Female northern elephant seal with a Wildife Computers GPS tag on her head. The tags on her lower back are archival MK 9 tags that are used to record the diving behavior (Credit: Dr. Daniel Costa, UC Santa Cruz)
The U.S. Integrated Ocean Observing System is undertaking efforts to enhance our ability to collect, deliver, and use ocean information, including biological information. Data from electronic tags attached to marine animals will soon flow to IOOS.
The addition of this biological component will help scientists better understand how marine animals move with the flow of tides and currents and provide insight into how they may alter their behavior or migration patterns in response to climate change. Data from these animals are transforming the way scientists study our waters and opening up new data sources. With the broader science community becoming more engaged and linking to IOOS, we will be able to provide information more readily to the state and federal officials who need it most.
Tags attached to sea lions and other marine life will help scientists better understand how animals move with the flow of tides and currents and how those patterns may be affected by climate change. (Credit: NOAA.)

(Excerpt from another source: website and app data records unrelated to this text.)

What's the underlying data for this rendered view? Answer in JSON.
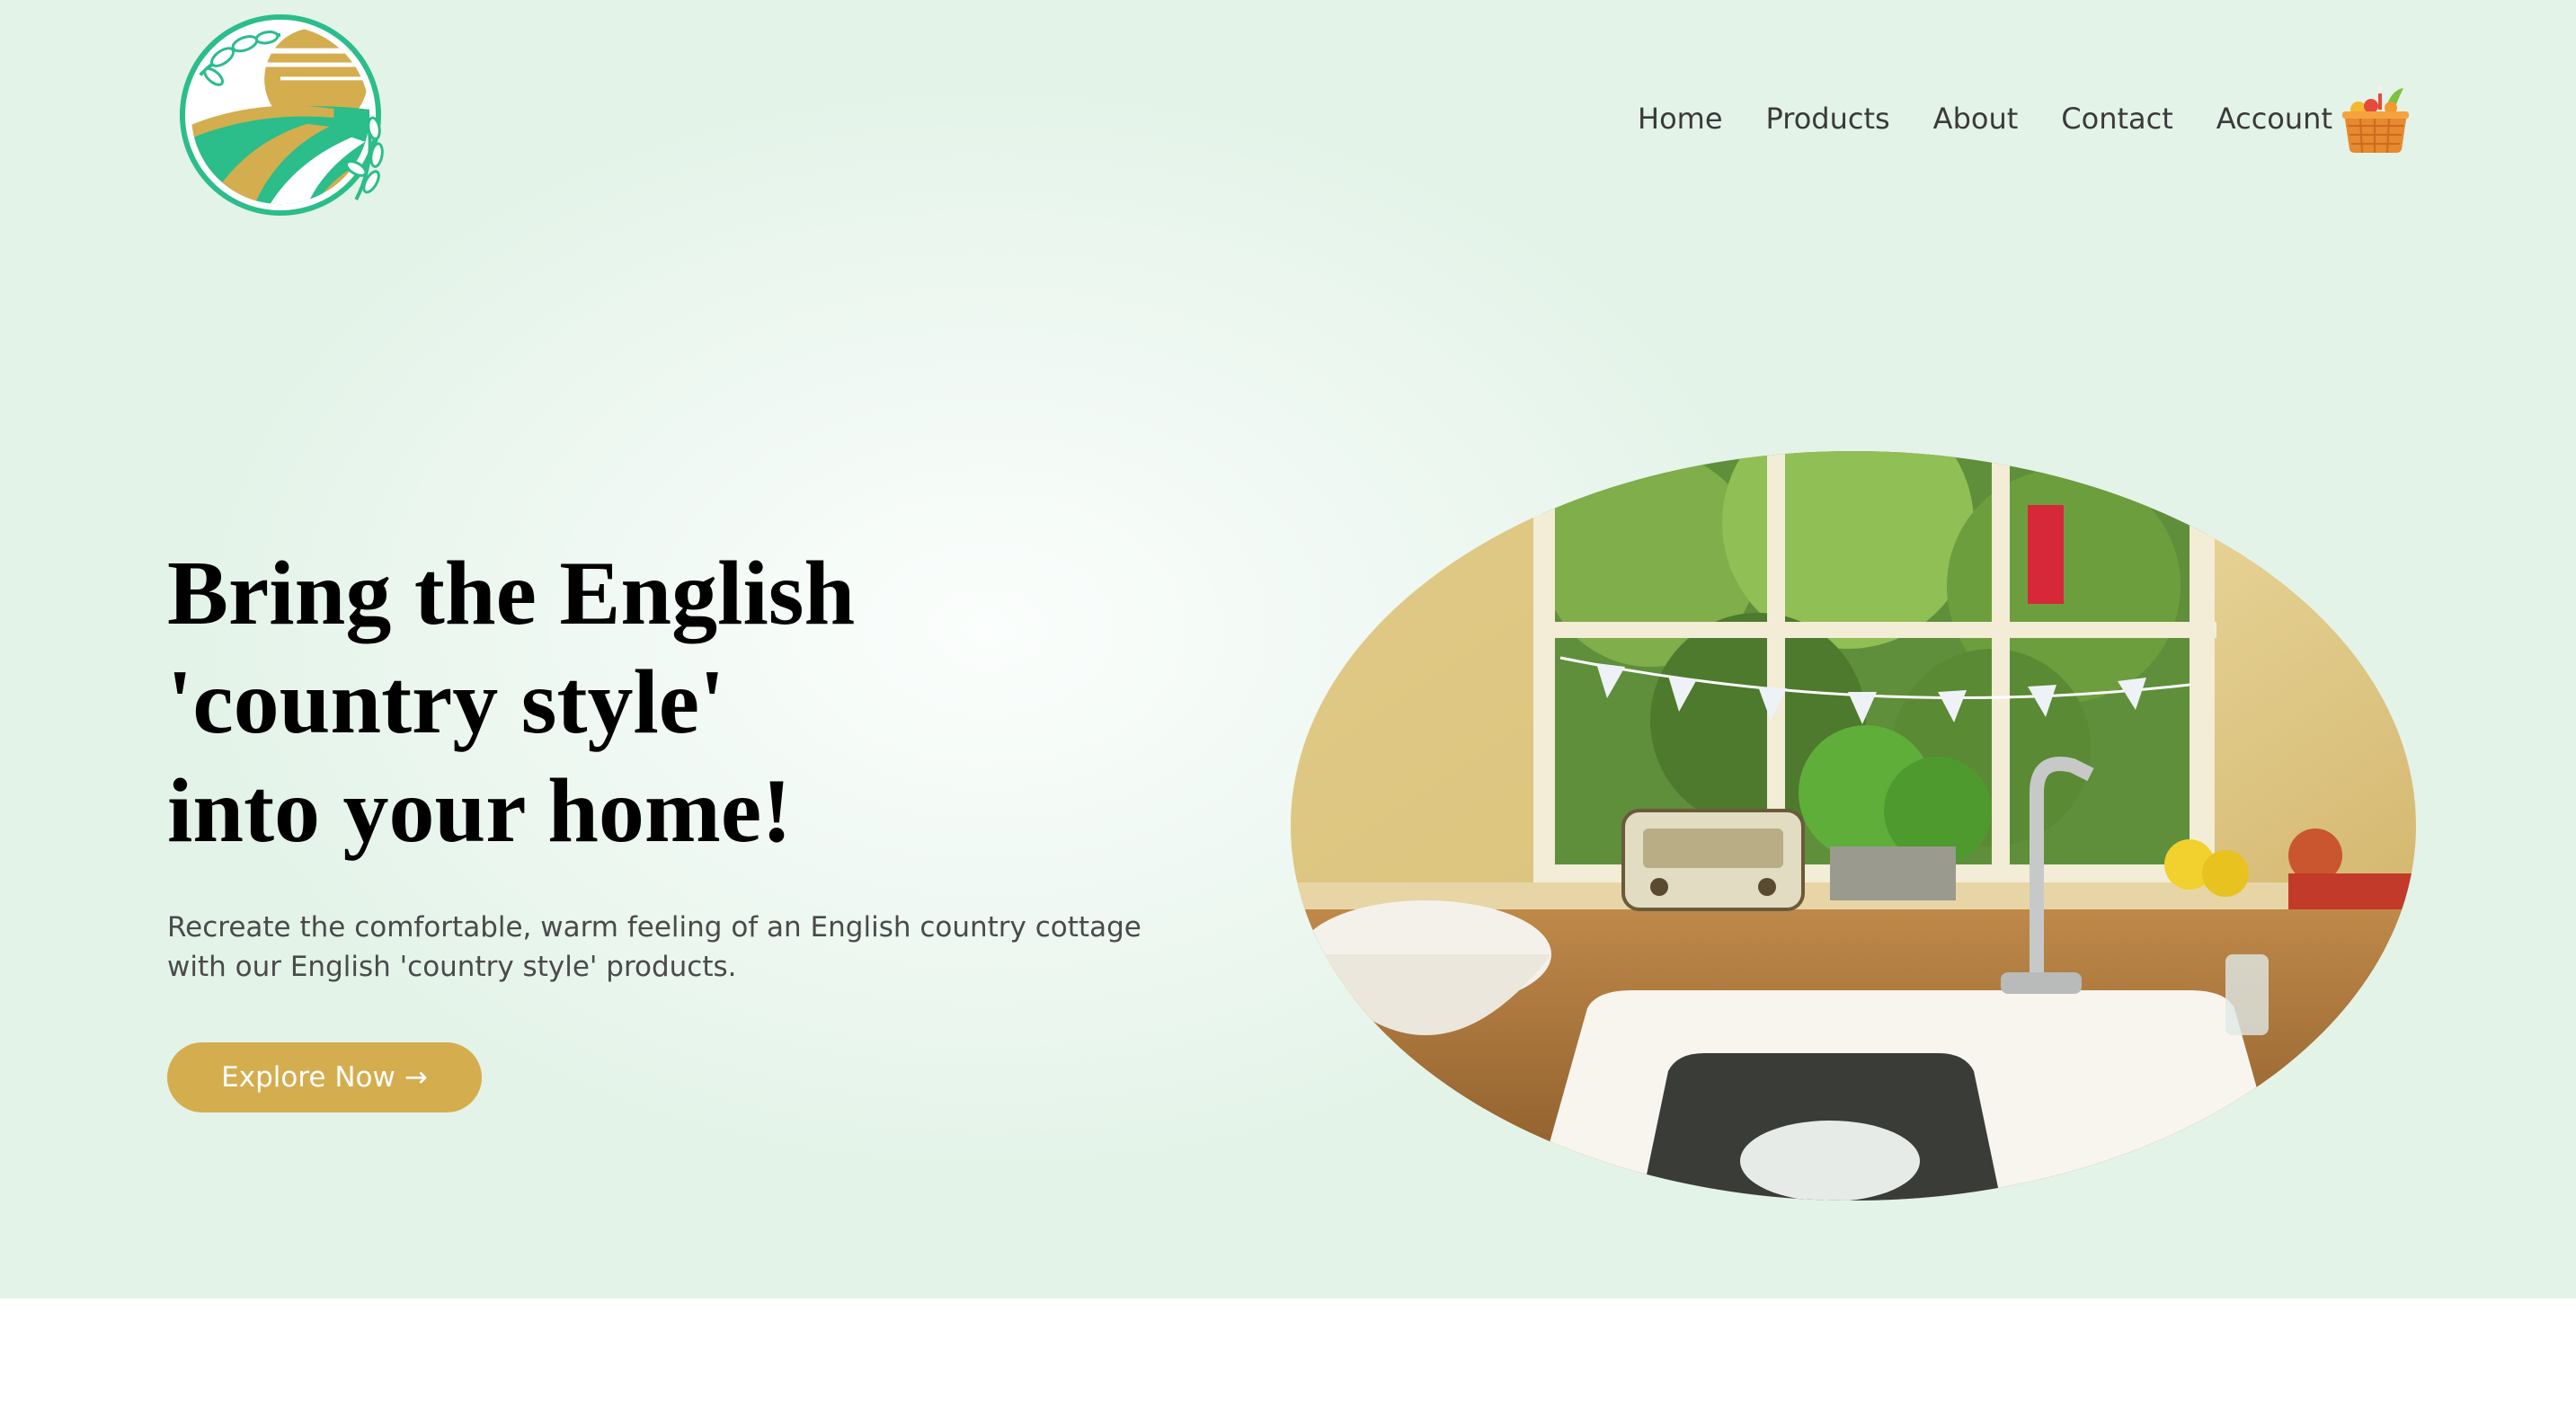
{
  "header": {
    "logo_icon": "farm-fields-sun-leaf-logo",
    "nav": [
      {
        "label": "Home"
      },
      {
        "label": "Products"
      },
      {
        "label": "About"
      },
      {
        "label": "Contact"
      },
      {
        "label": "Account"
      }
    ],
    "cart_icon": "basket-icon"
  },
  "hero": {
    "headline_lines": [
      "Bring the English",
      "'country style'",
      "into your home!"
    ],
    "subtext": "Recreate the comfortable, warm feeling of an English country cottage with our English 'country style' products.",
    "cta_label": "Explore Now",
    "cta_arrow": "→",
    "image_subject": "kitchen-sink-window-photo"
  },
  "colors": {
    "hero_background": "#e3f3e8",
    "accent_gold": "#d4ad4e",
    "logo_green": "#2bbd8a",
    "text_dark": "#000000",
    "text_muted": "#4a4a4a"
  }
}
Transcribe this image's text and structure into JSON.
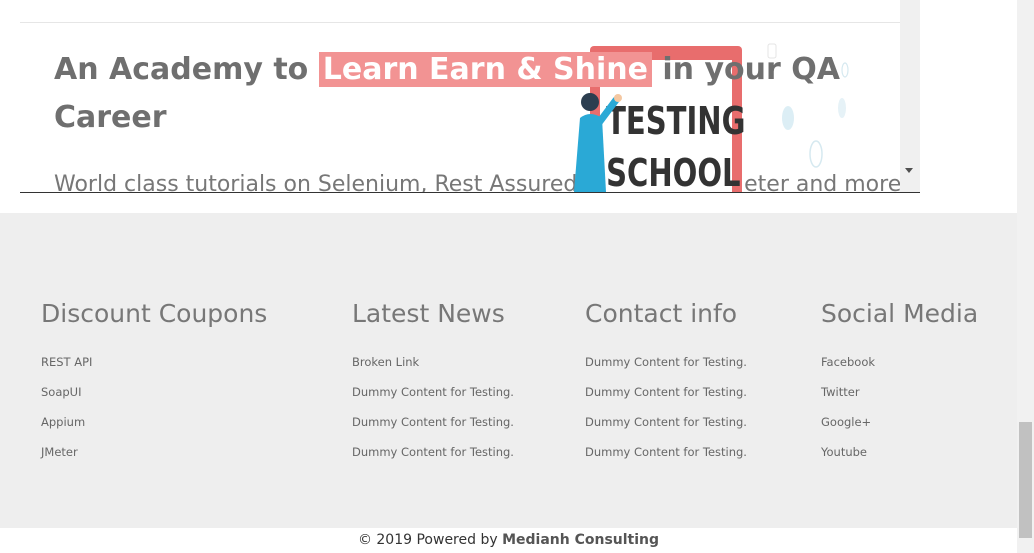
{
  "hero": {
    "title_before": "An Academy to ",
    "title_highlight": "Learn Earn & Shine",
    "title_after": "  in your QA Career",
    "subtitle": "World class tutorials on Selenium, Rest Assured, Cucumber, JMeter and more",
    "illustration_text_1": "TESTING",
    "illustration_text_2": "SCHOOL"
  },
  "footer": {
    "discount": {
      "heading": "Discount Coupons",
      "items": [
        "REST API",
        "SoapUI",
        "Appium",
        "JMeter"
      ]
    },
    "news": {
      "heading": "Latest News",
      "items": [
        "Broken Link",
        "Dummy Content for Testing.",
        "Dummy Content for Testing.",
        "Dummy Content for Testing."
      ]
    },
    "contact": {
      "heading": "Contact info",
      "items": [
        "Dummy Content for Testing.",
        "Dummy Content for Testing.",
        "Dummy Content for Testing.",
        "Dummy Content for Testing."
      ]
    },
    "social": {
      "heading": "Social Media",
      "items": [
        "Facebook",
        "Twitter",
        "Google+",
        "Youtube"
      ]
    }
  },
  "copyright": {
    "prefix": "© 2019 Powered by ",
    "brand": "Medianh Consulting"
  },
  "colors": {
    "highlight": "#f29393",
    "footer_bg": "#eeeeee",
    "heading": "#777777"
  }
}
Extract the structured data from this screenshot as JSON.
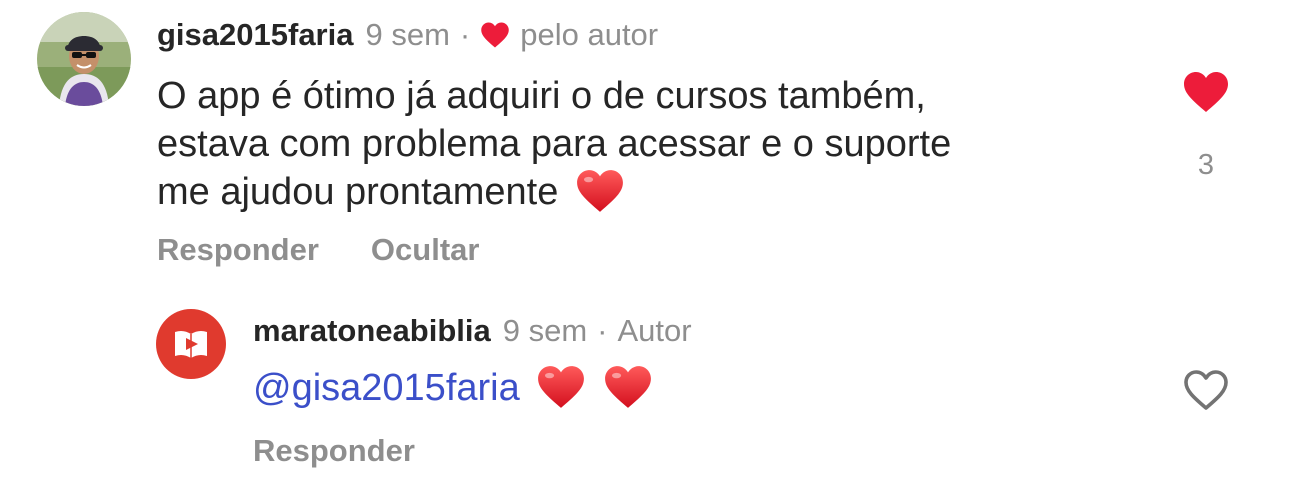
{
  "comment": {
    "username": "gisa2015faria",
    "time": "9 sem",
    "separator": "·",
    "liked_by_author_label": "pelo autor",
    "text_lines": [
      "O app é ótimo já adquiri o de cursos também,",
      "estava com problema para acessar e o suporte",
      "me ajudou prontamente"
    ],
    "emoji": "red-heart-emoji",
    "actions": {
      "reply_label": "Responder",
      "hide_label": "Ocultar"
    },
    "like": {
      "icon": "heart-filled-icon",
      "count": "3",
      "color": "#ed1c3a"
    }
  },
  "reply": {
    "username": "maratoneabiblia",
    "time": "9 sem",
    "separator": "·",
    "author_label": "Autor",
    "mention": "@gisa2015faria",
    "emojis": [
      "red-heart-emoji",
      "red-heart-emoji"
    ],
    "actions": {
      "reply_label": "Responder"
    },
    "like": {
      "icon": "heart-outline-icon"
    },
    "avatar_color": "#e03a2e"
  },
  "colors": {
    "text": "#262626",
    "muted": "#8e8e8e",
    "mention": "#3b4fc9",
    "heart": "#ed1c3a"
  }
}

The vastness of the ocean limits our ability to observe; this technology is leading to profound advancements in our understanding of these animals and how they interact with the ocean. This knowledge translates to a better understanding of our planet and emerging issues on climate change.
Scientists began widely using marine animal tagging technology in the 1990’s on tuna, sharks, sea turtles, seals, whales, salmon, squid and crustaceans, among others. Sensors track the animals over long distances for multiple years, collecting valuable data below the surface from remote and difficult to reach environments where conventional oceanographic sensing techniques are technically or economically unfeasible. However, data are collected in different ways for varying applications. A major challenge is to better synchronize the many different tagging programs and improve data sharing to the broader ocean science community.
While the animal tagging community has made great strides in data sharing, collection and analysis, efforts are continue to create a stronger bridge among these scientists and other ocean observers. IOOS along with other federal, state and academic scientists are working to establish a framework for integrating biological observations to the IOOS, which is expected to begin as early as the fall of 2011.
Animal Telemetry programs/projects in North America (yellow dots)
Coast of Maine Passive Acoustic Sensor System (CoM-PASS)
Penobscot Telemetry Group
Atlantic Cooperative Telemetry Network (ACT)
Florida Atlantic Coast Telemetry Project (FACT)
Adopt a Billfish
Tag A Giant Foundation
California Fish Tracking Consortium (CFTC)
Northwest Hawaiian Islands array
Hawaii TunaTagging Project (HTTP)
Large scale Census of Marine Life (COML) projects:
Tagging of Pacific Pelagics (TOPP)
Pacific Ocean Shelf Tracking (POST)
Gulf of Mexico – wide Acoustic Array Network (GAAN)
Great Lakes Acoustic Telemetry Observing System (GLATOS)
Alaska Animal Telemetry Ocean Observing. (AATOS)
Internationally funded project
Ocean Tracking Network (OTN)
Project Manager, Dr. Hassan Moustahfid:
NOAA’s IOOS and National Marine Fisheries Service had hosted a meeting in Santa Cruz, California in order to bring together the broader tagging community.
The goal of the workshop is to talk about establishing a national capacity for Animal Telemetry Observations and developing a stronger national capacity to understand coastal and ocean biology and oceanography.
Exploring New Technology Horizons by Mary Glakin, Tracy Rouleau, Suzanne Skelley, and Zdenka Willis (pdf)
This effort is comprised of a wide collaboration of organizations and partners, including: (NEED INFO)
NOAA Chesapeake Bay Office
Hopkins Marine Station, Stanford University/ Tagging of Pacific Pelagics (TOPP)
Hawaii Institute of Marine Biology, University of Hawaii
University of Washington/ Pacific Shelf Tracking Network (POST)
University of Delaware/ Atlantic Cooperative Telemetry Network (ACT)
University of Alaska Fairbanks
University of California, Santa Cruz
Rutgers University/ Institute of Marine and Coastal Sciences
Census of Marine Life (COML)
Global Ocean Tracking Network (OTN)
Lotek wireless, inc
Collecting Ocean Data with Marine Mammals. Scientists are enlisting marine mammals with electronic tags to collect critical ocean data from around the nation. NOAA's Integrated Ocean Observing System is working to standardize various tagging programs so researchers can better tap into this data stream.